What lines in the data below mention the string "this"? Copy them out.

*** The data Section Begins ***

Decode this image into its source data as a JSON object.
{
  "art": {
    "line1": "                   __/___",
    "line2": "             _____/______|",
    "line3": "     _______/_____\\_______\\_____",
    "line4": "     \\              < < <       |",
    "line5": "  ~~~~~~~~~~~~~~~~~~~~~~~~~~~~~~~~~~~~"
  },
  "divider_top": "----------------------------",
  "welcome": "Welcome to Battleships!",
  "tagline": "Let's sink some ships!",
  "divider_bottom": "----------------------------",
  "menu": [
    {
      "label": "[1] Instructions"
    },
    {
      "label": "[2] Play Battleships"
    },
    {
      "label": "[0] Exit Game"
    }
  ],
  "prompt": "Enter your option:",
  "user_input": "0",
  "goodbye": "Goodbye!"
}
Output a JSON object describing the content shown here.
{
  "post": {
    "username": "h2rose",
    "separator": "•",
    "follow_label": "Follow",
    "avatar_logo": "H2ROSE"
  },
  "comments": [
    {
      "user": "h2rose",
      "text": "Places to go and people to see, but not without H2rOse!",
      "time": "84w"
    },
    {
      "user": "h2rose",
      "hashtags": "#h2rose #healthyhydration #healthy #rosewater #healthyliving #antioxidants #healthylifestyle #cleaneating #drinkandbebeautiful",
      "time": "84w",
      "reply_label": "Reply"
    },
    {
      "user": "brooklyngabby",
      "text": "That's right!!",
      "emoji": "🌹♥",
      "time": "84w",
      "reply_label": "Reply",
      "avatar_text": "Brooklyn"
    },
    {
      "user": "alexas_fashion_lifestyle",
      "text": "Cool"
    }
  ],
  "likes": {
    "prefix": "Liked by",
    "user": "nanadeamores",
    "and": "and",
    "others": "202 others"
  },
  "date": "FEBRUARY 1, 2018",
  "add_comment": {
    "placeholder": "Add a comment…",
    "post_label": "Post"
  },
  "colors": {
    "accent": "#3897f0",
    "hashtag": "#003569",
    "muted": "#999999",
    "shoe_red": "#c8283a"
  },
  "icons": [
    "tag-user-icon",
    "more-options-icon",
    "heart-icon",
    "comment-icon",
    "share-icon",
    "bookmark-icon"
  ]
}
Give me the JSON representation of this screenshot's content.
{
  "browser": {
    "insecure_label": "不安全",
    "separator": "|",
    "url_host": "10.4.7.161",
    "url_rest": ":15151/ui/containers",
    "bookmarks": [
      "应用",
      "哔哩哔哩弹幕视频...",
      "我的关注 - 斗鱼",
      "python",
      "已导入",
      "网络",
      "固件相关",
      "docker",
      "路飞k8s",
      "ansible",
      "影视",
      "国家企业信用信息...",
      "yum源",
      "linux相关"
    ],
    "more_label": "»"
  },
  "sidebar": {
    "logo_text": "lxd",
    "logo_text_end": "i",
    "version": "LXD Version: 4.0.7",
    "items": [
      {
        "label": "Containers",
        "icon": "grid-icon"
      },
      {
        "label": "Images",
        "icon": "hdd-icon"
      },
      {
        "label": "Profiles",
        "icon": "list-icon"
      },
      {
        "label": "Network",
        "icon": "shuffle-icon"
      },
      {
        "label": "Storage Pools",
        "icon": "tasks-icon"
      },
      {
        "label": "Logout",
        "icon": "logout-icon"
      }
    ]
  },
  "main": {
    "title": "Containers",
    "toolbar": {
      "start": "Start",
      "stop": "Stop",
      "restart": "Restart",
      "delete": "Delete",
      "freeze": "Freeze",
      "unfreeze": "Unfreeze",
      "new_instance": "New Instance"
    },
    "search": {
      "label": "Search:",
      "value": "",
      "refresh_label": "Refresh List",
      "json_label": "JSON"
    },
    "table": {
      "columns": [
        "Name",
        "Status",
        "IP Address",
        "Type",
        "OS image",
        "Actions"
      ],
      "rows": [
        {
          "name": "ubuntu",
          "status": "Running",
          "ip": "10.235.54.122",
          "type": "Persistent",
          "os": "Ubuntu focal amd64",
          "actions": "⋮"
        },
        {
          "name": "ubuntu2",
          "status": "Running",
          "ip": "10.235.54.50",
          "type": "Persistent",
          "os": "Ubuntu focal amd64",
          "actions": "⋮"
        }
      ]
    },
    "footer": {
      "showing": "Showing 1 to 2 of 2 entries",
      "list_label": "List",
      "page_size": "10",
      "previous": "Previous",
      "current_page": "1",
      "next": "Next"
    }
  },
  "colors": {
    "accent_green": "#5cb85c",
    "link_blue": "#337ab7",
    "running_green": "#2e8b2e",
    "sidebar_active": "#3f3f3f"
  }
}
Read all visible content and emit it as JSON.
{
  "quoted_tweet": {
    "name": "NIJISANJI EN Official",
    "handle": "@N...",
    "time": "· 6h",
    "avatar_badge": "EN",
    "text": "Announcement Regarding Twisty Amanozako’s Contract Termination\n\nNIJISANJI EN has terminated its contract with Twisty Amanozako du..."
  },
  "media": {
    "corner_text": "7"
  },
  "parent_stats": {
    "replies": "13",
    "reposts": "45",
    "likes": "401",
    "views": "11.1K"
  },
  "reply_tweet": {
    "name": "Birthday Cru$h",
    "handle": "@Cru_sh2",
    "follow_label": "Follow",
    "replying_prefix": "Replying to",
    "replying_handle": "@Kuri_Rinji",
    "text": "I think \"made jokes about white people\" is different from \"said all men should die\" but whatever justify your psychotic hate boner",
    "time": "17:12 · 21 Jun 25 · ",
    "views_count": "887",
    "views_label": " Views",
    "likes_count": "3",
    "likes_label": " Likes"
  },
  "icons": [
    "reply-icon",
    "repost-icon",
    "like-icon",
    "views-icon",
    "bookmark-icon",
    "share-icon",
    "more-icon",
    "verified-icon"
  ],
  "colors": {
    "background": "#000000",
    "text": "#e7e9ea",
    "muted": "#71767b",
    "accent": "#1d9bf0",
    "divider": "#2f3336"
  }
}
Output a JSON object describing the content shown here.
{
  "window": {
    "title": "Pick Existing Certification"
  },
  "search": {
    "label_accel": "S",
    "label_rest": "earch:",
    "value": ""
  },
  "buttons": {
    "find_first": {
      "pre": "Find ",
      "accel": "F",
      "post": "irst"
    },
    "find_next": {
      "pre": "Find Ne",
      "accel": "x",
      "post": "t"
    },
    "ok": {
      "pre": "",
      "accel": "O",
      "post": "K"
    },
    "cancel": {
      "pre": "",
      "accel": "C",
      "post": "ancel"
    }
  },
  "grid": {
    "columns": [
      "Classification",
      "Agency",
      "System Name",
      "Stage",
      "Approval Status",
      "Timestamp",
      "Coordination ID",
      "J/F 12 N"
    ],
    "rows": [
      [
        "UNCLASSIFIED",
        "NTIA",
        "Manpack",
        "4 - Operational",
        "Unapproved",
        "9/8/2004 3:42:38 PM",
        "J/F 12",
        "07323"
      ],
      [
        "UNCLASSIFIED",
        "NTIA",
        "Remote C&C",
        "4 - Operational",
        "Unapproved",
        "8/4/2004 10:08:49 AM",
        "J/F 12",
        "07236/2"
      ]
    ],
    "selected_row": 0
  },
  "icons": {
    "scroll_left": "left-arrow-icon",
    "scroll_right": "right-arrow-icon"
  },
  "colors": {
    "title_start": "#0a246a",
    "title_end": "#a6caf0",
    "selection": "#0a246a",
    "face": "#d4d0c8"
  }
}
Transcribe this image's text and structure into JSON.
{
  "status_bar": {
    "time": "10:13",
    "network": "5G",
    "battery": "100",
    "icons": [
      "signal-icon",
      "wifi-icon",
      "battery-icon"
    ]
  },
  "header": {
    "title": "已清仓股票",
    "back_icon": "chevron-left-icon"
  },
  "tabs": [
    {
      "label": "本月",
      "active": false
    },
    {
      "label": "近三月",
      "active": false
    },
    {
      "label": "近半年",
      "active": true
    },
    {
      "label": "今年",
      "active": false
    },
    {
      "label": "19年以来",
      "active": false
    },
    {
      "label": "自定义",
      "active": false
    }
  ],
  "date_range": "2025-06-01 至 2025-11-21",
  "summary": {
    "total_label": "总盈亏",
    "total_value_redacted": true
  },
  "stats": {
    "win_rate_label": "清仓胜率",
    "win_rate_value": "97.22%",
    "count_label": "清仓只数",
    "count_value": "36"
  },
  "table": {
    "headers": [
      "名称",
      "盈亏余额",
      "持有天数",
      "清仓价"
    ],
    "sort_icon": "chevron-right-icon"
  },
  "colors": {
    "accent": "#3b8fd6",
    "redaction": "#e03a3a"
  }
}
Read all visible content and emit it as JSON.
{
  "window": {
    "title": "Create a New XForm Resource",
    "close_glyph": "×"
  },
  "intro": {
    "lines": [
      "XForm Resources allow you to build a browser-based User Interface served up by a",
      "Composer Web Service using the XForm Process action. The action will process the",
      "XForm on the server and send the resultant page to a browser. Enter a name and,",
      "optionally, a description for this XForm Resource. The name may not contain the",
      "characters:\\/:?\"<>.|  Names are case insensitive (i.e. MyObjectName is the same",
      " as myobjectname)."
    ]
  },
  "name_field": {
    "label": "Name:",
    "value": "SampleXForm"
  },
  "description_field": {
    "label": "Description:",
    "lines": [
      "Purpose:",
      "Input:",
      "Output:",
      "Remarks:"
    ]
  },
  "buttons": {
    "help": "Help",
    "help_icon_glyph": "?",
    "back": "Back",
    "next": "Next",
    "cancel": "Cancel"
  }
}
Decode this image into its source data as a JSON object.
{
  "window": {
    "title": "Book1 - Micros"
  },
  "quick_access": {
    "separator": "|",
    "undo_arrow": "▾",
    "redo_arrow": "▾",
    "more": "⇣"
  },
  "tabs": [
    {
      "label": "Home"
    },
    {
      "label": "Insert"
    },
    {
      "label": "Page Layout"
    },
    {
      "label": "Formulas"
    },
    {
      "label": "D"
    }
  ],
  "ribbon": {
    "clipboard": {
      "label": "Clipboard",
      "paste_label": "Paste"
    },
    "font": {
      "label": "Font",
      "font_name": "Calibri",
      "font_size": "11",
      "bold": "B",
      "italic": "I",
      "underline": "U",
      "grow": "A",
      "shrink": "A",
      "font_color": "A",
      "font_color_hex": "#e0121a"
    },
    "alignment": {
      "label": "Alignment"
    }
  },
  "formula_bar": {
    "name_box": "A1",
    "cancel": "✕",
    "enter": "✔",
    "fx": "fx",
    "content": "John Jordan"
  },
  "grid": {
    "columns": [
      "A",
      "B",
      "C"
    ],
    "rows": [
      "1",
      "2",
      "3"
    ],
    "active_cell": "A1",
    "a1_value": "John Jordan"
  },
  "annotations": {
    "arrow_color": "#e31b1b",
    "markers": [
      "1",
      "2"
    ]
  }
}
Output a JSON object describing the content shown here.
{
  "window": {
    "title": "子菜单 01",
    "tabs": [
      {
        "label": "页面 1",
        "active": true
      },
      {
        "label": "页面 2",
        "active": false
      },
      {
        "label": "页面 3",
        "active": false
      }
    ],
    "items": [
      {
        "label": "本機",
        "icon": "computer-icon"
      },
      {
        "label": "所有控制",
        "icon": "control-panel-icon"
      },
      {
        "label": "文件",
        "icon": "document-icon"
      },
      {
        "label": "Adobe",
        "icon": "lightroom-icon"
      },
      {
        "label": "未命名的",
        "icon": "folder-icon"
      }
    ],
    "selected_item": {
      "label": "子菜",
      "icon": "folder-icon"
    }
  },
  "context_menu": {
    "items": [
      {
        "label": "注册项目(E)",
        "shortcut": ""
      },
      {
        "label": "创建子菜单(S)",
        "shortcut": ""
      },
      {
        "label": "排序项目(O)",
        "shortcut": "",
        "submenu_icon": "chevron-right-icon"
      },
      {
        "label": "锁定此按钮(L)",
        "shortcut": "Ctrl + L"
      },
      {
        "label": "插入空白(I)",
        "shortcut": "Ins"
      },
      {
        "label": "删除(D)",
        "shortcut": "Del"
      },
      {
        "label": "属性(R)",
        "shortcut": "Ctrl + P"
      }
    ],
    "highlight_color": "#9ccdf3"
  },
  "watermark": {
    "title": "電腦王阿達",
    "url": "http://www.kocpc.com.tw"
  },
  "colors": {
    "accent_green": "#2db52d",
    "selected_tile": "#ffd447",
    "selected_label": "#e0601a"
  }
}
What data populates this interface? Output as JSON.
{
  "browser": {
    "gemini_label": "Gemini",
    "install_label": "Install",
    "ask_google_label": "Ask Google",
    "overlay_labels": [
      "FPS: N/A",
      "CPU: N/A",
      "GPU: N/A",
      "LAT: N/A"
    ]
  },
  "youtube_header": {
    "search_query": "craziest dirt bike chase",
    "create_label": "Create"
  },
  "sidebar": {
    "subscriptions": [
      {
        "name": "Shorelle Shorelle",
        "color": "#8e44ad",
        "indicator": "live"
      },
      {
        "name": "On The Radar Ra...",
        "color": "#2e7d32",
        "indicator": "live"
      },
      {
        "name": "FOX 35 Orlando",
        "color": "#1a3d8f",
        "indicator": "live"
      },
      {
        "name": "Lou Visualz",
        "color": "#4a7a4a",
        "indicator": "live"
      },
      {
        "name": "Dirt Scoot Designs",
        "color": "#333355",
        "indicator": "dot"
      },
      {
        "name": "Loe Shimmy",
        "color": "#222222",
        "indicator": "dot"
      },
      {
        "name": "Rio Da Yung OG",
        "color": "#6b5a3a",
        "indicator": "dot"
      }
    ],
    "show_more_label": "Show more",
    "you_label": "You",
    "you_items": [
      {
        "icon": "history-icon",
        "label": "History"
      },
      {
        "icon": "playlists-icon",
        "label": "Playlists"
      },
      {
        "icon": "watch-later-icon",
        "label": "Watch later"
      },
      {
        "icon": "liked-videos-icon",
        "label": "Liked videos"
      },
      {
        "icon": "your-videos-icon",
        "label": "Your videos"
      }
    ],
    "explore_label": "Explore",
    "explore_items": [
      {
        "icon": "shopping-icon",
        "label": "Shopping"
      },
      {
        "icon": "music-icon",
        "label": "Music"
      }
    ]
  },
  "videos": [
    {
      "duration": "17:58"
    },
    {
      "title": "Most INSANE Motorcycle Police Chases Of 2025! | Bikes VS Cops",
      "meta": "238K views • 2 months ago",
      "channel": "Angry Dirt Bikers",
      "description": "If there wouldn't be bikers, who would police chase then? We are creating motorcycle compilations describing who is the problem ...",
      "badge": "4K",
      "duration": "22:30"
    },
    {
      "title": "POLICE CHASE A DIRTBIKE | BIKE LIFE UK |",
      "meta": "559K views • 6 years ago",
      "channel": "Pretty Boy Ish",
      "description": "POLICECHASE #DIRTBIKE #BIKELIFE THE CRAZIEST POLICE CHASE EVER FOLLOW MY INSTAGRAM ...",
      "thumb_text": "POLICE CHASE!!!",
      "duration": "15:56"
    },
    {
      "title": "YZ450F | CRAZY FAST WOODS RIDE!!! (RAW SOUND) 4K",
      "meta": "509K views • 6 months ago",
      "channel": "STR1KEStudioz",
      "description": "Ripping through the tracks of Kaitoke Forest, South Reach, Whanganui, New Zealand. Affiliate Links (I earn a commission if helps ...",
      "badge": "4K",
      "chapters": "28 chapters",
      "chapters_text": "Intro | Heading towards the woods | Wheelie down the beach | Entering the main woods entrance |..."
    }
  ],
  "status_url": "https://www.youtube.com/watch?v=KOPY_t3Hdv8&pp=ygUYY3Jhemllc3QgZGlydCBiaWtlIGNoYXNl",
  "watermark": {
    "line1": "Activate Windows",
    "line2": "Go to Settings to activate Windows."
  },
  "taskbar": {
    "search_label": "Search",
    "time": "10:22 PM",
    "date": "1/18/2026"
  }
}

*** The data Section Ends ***

Your response:
Decode this image into its source data as a JSON object.
Give me the JSON representation of this screenshot's content.
Transcribe this image's text and structure into JSON.
      "optionally, a description for this XForm Resource. The name may not contain the",
Decode this image into its source data as a JSON object.
What data populates this interface? Output as JSON.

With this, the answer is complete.